■ **Task to complete**
Output all of the data verbatim.
___ Data ___
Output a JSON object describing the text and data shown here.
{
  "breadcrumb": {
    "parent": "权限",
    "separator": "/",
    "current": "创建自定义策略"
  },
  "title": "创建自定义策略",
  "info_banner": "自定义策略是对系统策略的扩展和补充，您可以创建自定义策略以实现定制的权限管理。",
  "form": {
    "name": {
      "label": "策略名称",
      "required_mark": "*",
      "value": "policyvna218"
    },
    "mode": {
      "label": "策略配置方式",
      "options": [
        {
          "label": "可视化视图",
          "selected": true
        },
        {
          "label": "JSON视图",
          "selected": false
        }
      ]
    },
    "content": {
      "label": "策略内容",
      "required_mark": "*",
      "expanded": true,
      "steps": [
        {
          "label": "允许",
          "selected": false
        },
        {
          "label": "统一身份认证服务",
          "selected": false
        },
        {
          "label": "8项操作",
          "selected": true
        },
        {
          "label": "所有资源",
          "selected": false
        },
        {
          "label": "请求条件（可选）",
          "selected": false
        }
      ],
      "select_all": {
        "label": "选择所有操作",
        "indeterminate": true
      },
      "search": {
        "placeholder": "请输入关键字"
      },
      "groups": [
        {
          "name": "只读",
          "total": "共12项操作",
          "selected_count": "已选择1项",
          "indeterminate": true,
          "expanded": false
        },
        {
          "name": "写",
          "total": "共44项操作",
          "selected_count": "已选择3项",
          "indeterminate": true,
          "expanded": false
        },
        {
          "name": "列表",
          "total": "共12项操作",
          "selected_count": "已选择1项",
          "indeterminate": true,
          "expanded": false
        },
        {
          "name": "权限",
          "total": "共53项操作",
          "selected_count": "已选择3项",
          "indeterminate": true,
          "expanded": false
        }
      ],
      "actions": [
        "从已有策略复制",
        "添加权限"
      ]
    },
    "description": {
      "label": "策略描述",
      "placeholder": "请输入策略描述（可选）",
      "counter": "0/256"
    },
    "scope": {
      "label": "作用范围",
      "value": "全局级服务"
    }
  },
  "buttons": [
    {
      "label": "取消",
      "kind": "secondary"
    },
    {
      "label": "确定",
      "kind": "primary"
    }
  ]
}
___
■ **Reply**
Output a JSON object describing the text and data shown here.
{
  "breadcrumb": {
    "parent": "权限",
    "separator": "/",
    "current": "创建自定义策略"
  },
  "title": "创建自定义策略",
  "info_banner": "自定义策略是对系统策略的扩展和补充，您可以创建自定义策略以实现定制的权限管理。",
  "form": {
    "name": {
      "label": "策略名称",
      "required_mark": "*",
      "value": "policyvna218"
    },
    "mode": {
      "label": "策略配置方式",
      "options": [
        {
          "label": "可视化视图",
          "selected": true
        },
        {
          "label": "JSON视图",
          "selected": false
        }
      ]
    },
    "content": {
      "label": "策略内容",
      "required_mark": "*",
      "expanded": true,
      "steps": [
        {
          "label": "允许",
          "selected": false
        },
        {
          "label": "统一身份认证服务",
          "selected": false
        },
        {
          "label": "8项操作",
          "selected": true
        },
        {
          "label": "所有资源",
          "selected": false
        },
        {
          "label": "请求条件（可选）",
          "selected": false
        }
      ],
      "select_all": {
        "label": "选择所有操作",
        "indeterminate": true
      },
      "search": {
        "placeholder": "请输入关键字"
      },
      "groups": [
        {
          "name": "只读",
          "total": "共12项操作",
          "selected_count": "已选择1项",
          "indeterminate": true,
          "expanded": false
        },
        {
          "name": "写",
          "total": "共44项操作",
          "selected_count": "已选择3项",
          "indeterminate": true,
          "expanded": false
        },
        {
          "name": "列表",
          "total": "共12项操作",
          "selected_count": "已选择1项",
          "indeterminate": true,
          "expanded": false
        },
        {
          "name": "权限",
          "total": "共53项操作",
          "selected_count": "已选择3项",
          "indeterminate": true,
          "expanded": false
        }
      ],
      "actions": [
        "从已有策略复制",
        "添加权限"
      ]
    },
    "description": {
      "label": "策略描述",
      "placeholder": "请输入策略描述（可选）",
      "counter": "0/256"
    },
    "scope": {
      "label": "作用范围",
      "value": "全局级服务"
    }
  },
  "buttons": [
    {
      "label": "取消",
      "kind": "secondary"
    },
    {
      "label": "确定",
      "kind": "primary"
    }
  ]
}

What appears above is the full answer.